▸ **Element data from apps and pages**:
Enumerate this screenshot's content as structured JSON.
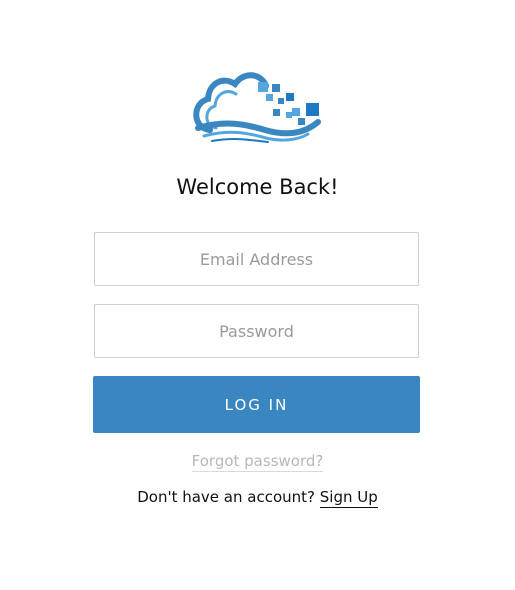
{
  "brand": {
    "logo_icon": "cloud-logo-icon",
    "primary_color": "#3a86c0",
    "light_blue": "#54a6e0",
    "accent_blue": "#1f78c2"
  },
  "login": {
    "title": "Welcome Back!",
    "email_placeholder": "Email Address",
    "password_placeholder": "Password",
    "login_label": "LOG IN",
    "forgot_label": "Forgot password?",
    "no_account_text": "Don't have an account?",
    "signup_label": "Sign Up"
  }
}
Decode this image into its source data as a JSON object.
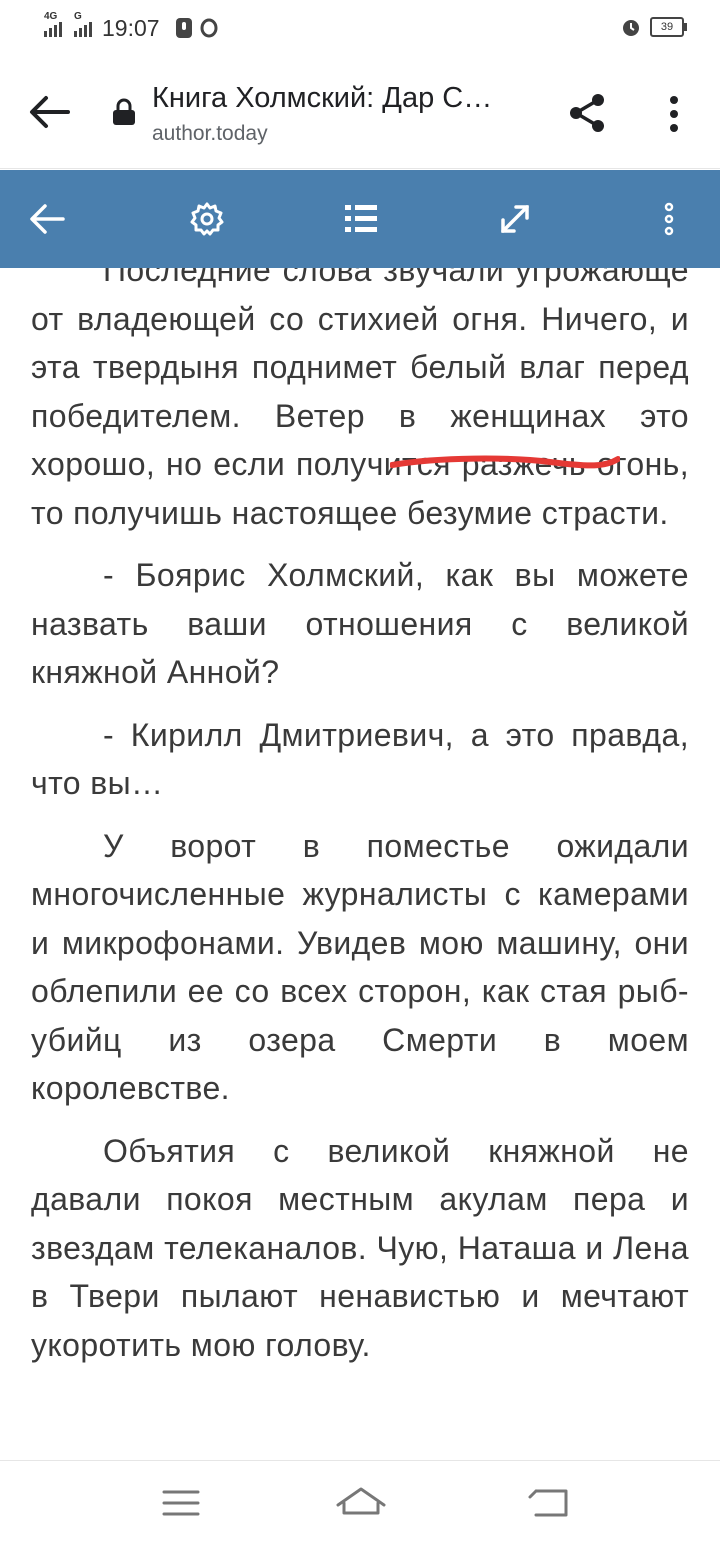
{
  "status_bar": {
    "network1": "4G",
    "network2": "G",
    "time": "19:07",
    "battery_level": "39"
  },
  "browser": {
    "page_title": "Книга Холмский: Дар С…",
    "domain": "author.today"
  },
  "reader_toolbar": {
    "icons": [
      "arrow-left-icon",
      "gear-icon",
      "contents-list-icon",
      "expand-icon",
      "more-vertical-icon"
    ],
    "background": "#4a7fae"
  },
  "reader": {
    "paragraphs": [
      "Последние слова звучали угрожающе от владеющей со стихией огня. Ничего, и эта твердыня поднимет белый влаг перед победителем. Ветер в женщинах это хорошо, но если получится разжечь огонь, то получишь настоящее безумие страсти.",
      "- Бояриᴄ Холмский, как вы можете назвать ваши отношения с великой княжной Анной?",
      "- Кирилл Дмитриевич, а это правда, что вы…",
      "У ворот в поместье ожидали многочисленные журналисты с камерами и микрофонами. Увидев мою машину, они облепили ее со всех сторон, как стая рыб-убийц из озера Смерти в моем королевстве.",
      "Объятия с великой княжной не давали покоя местным акулам пера и звездам телеканалов. Чую, Наташа и Лена в Твери пылают ненавистью и мечтают укоротить мою голову."
    ],
    "highlight_color": "#e53935"
  },
  "nav_bar": {
    "icons": [
      "menu-icon",
      "home-icon",
      "back-icon"
    ]
  }
}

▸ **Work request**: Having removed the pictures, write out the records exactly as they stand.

▸ **Result for this task**:
Enumerate this screenshot's content as structured JSON.
{
  "brand": {
    "logo_icon": "cloud-logo-icon",
    "primary_color": "#3a86c0",
    "light_blue": "#54a6e0",
    "accent_blue": "#1f78c2"
  },
  "login": {
    "title": "Welcome Back!",
    "email_placeholder": "Email Address",
    "password_placeholder": "Password",
    "login_label": "LOG IN",
    "forgot_label": "Forgot password?",
    "no_account_text": "Don't have an account?",
    "signup_label": "Sign Up"
  }
}
Decode this image into its source data as a JSON object.
{
  "status_bar": {
    "network1": "4G",
    "network2": "G",
    "time": "19:07",
    "battery_level": "39"
  },
  "browser": {
    "page_title": "Книга Холмский: Дар С…",
    "domain": "author.today"
  },
  "reader_toolbar": {
    "icons": [
      "arrow-left-icon",
      "gear-icon",
      "contents-list-icon",
      "expand-icon",
      "more-vertical-icon"
    ],
    "background": "#4a7fae"
  },
  "reader": {
    "paragraphs": [
      "Последние слова звучали угрожающе от владеющей со стихией огня. Ничего, и эта твердыня поднимет белый влаг перед победителем. Ветер в женщинах это хорошо, но если получится разжечь огонь, то получишь настоящее безумие страсти.",
      "- Бояриᴄ Холмский, как вы можете назвать ваши отношения с великой княжной Анной?",
      "- Кирилл Дмитриевич, а это правда, что вы…",
      "У ворот в поместье ожидали многочисленные журналисты с камерами и микрофонами. Увидев мою машину, они облепили ее со всех сторон, как стая рыб-убийц из озера Смерти в моем королевстве.",
      "Объятия с великой княжной не давали покоя местным акулам пера и звездам телеканалов. Чую, Наташа и Лена в Твери пылают ненавистью и мечтают укоротить мою голову."
    ],
    "highlight_color": "#e53935"
  },
  "nav_bar": {
    "icons": [
      "menu-icon",
      "home-icon",
      "back-icon"
    ]
  }
}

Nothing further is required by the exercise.